The RSPCA has warned that the UK's cat population has reached crisis point, and their rescue centre for Harrogate has been named as among those feeling the strain.
The charity said their centre for Harrogate and York is "consistently at capacity" - last year, 347 cats were rescued or taken in, and 300 were re-homed.
In a statement, the RSPCA said: "If the cat population continues to grow at the current rate, then the pressure currently experienced by all cat rescue charities will become unsustainable."
RSPCA Branch Outreach Manager Nic Willis said: “We are consistently at our capacity with cats, it is very unusual for us to have any spaces in our cattery. As soon as one cat is rehomed, there is another one waiting to take its place.
"The situation is particularly bad during kitten season when we are inundated with abandoned and unwanted litters.”
On average, RSPCA's national call centre receives a call about cats every three minutes. In 2017, the charity rescued and collected 25,871 cats, and animal centres and branches found new homes for 26,369 cats in its care.
The charity said: "As a large majority of the UK’s cats are acquired as kittens, the market for adult rescue cats is already, by comparison, very small and could be reaching saturation point.
"It is widely recognised that effective neutering is the principal answer to cat population control, but despite the best efforts of the local RSPCA and other rescue organisations offering subsidised or free neutering schemes, the cat population continues to spiral out of control."
There are approximately 10.3 million cats in the UK, according to the PDSA Paw report in 2017, and one unneutered female could produce 18 kittens a year. The RSPCA said she could be responsible for producing 20,000 descendants in just five years.
Advice issued by the RSPCA
Cats can become pregnant whilst they are still kittens themselves, so the RSPCA recommends neutering at four months of age, or earlier.

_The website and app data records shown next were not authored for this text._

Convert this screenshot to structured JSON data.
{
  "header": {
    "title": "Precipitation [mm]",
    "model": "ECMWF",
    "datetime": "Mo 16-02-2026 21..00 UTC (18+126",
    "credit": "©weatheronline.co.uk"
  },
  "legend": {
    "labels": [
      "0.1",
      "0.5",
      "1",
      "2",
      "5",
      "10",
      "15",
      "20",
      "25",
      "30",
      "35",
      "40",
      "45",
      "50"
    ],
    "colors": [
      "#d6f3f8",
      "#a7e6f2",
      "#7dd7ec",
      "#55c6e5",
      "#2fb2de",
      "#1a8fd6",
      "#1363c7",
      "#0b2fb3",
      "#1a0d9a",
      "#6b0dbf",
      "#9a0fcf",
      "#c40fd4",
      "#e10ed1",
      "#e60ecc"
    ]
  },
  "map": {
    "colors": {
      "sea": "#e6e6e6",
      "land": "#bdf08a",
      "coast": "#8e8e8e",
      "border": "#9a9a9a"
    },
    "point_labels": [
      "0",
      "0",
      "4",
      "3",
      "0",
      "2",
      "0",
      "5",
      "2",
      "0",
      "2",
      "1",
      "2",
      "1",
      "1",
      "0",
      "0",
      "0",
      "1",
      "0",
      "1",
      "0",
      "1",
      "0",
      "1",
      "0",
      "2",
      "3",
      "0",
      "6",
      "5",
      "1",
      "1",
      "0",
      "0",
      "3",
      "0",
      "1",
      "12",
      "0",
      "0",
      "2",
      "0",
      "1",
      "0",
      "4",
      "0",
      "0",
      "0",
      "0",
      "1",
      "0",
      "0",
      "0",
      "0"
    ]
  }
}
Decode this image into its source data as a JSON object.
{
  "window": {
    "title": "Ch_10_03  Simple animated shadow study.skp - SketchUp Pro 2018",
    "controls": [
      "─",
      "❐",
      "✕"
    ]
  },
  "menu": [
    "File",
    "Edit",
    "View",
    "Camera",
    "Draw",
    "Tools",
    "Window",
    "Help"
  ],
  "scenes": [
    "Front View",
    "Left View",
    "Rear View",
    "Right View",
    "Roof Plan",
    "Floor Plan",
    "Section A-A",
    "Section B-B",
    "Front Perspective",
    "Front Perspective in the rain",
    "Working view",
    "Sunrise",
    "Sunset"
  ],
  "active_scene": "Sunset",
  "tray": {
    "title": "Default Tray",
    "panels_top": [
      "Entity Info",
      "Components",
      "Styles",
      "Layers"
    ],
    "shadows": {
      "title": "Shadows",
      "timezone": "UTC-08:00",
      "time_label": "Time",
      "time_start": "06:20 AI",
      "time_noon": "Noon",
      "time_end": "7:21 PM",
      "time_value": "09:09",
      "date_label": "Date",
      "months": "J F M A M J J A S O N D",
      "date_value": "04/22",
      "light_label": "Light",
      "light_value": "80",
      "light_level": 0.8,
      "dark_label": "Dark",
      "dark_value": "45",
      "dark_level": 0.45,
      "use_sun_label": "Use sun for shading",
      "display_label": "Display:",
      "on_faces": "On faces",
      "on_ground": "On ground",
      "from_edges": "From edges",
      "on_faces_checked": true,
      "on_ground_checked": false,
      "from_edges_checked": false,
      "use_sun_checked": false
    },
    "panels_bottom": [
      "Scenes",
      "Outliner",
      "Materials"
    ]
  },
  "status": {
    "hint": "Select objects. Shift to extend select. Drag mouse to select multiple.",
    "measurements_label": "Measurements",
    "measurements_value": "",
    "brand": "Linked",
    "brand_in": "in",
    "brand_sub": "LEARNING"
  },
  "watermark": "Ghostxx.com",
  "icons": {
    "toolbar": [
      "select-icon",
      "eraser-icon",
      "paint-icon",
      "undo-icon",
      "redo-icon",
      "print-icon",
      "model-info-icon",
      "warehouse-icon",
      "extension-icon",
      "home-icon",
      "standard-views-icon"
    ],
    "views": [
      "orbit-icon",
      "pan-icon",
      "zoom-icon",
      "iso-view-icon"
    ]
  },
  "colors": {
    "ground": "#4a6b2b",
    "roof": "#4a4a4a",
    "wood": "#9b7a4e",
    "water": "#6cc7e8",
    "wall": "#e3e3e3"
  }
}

The RSPCA said: "Whilst most owners do neuter their cats, sadly many owned cats are allowed to breed before being neutered, adding to the overpopulation problem and the demand on overstretched animal charities. Please don’t leave it too late. Speak to your vet and book your cat’s neutering appointment today.
"It should benefit your cat, it may prevent your cat suffering, and it is the most important action you can take to help the wider cat population."
If you are struggling with the cost of neutering, or are on benefits or a low income, contact your local RSPCA branch for financial assistance. Email [email protected] or call 07817 344139.